▶ _PROBLEM REQUIREMENTS_:
Print all of the data below exactly as it appears, leaving out every image.

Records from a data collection
┌──
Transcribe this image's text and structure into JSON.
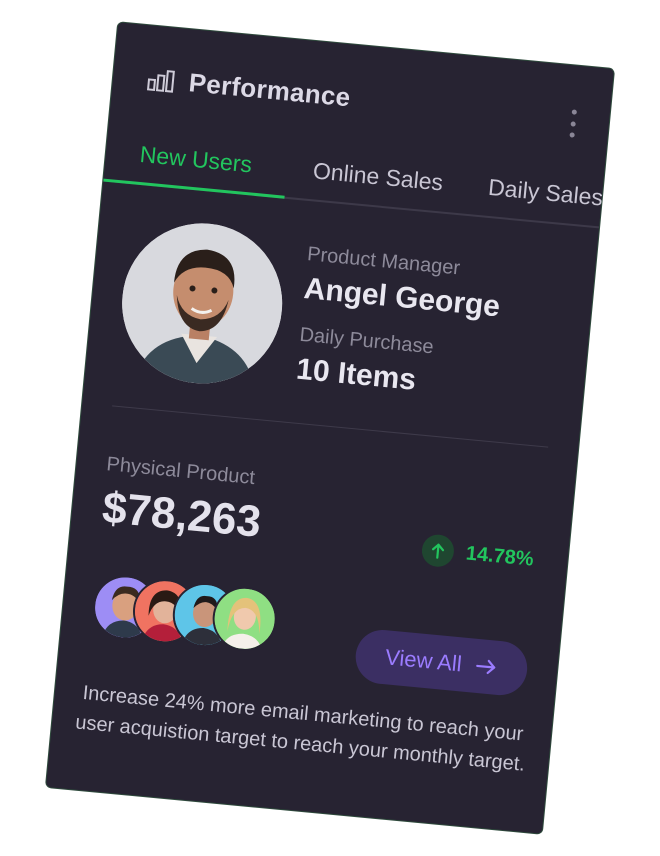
{
  "header": {
    "title": "Performance",
    "icon": "bar-chart-icon"
  },
  "tabs": [
    {
      "label": "New Users",
      "active": true
    },
    {
      "label": "Online Sales",
      "active": false
    },
    {
      "label": "Daily Sales",
      "active": false
    }
  ],
  "profile": {
    "role_label": "Product Manager",
    "name": "Angel George",
    "purchase_label": "Daily Purchase",
    "purchase_value": "10 Items"
  },
  "product": {
    "label": "Physical Product",
    "value": "$78,263",
    "change": "14.78%",
    "trend": "up"
  },
  "button": {
    "view_all": "View All"
  },
  "description": "Increase 24% more email marketing to reach your user acquistion target to reach  your monthly target.",
  "colors": {
    "card_bg": "#272332",
    "accent_green": "#22c55e",
    "accent_purple": "#9b7cff",
    "button_bg": "#3b2f63"
  }
}
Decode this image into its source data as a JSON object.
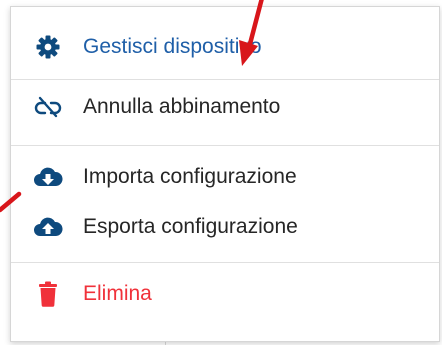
{
  "menu": {
    "manage": {
      "label": "Gestisci dispositivo",
      "icon": "gear-icon"
    },
    "unpair": {
      "label": "Annulla abbinamento",
      "icon": "unlink-icon"
    },
    "import": {
      "label": "Importa configurazione",
      "icon": "cloud-download-icon"
    },
    "export": {
      "label": "Esporta configurazione",
      "icon": "cloud-upload-icon"
    },
    "delete": {
      "label": "Elimina",
      "icon": "trash-icon"
    }
  },
  "colors": {
    "primary_blue": "#1f5fa8",
    "icon_navy": "#0e4a7e",
    "danger_red": "#f0313a",
    "annotation_red": "#d8161b"
  }
}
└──
▶ _SOLUTION_:
Transcribe this image's text and structure into JSON.
{
  "header": {
    "title": "Performance",
    "icon": "bar-chart-icon"
  },
  "tabs": [
    {
      "label": "New Users",
      "active": true
    },
    {
      "label": "Online Sales",
      "active": false
    },
    {
      "label": "Daily Sales",
      "active": false
    }
  ],
  "profile": {
    "role_label": "Product Manager",
    "name": "Angel George",
    "purchase_label": "Daily Purchase",
    "purchase_value": "10 Items"
  },
  "product": {
    "label": "Physical Product",
    "value": "$78,263",
    "change": "14.78%",
    "trend": "up"
  },
  "button": {
    "view_all": "View All"
  },
  "description": "Increase 24% more email marketing to reach your user acquistion target to reach  your monthly target.",
  "colors": {
    "card_bg": "#272332",
    "accent_green": "#22c55e",
    "accent_purple": "#9b7cff",
    "button_bg": "#3b2f63"
  }
}
Decode this image into its source data as a JSON object.
{
  "menu": {
    "manage": {
      "label": "Gestisci dispositivo",
      "icon": "gear-icon"
    },
    "unpair": {
      "label": "Annulla abbinamento",
      "icon": "unlink-icon"
    },
    "import": {
      "label": "Importa configurazione",
      "icon": "cloud-download-icon"
    },
    "export": {
      "label": "Esporta configurazione",
      "icon": "cloud-upload-icon"
    },
    "delete": {
      "label": "Elimina",
      "icon": "trash-icon"
    }
  },
  "colors": {
    "primary_blue": "#1f5fa8",
    "icon_navy": "#0e4a7e",
    "danger_red": "#f0313a",
    "annotation_red": "#d8161b"
  }
}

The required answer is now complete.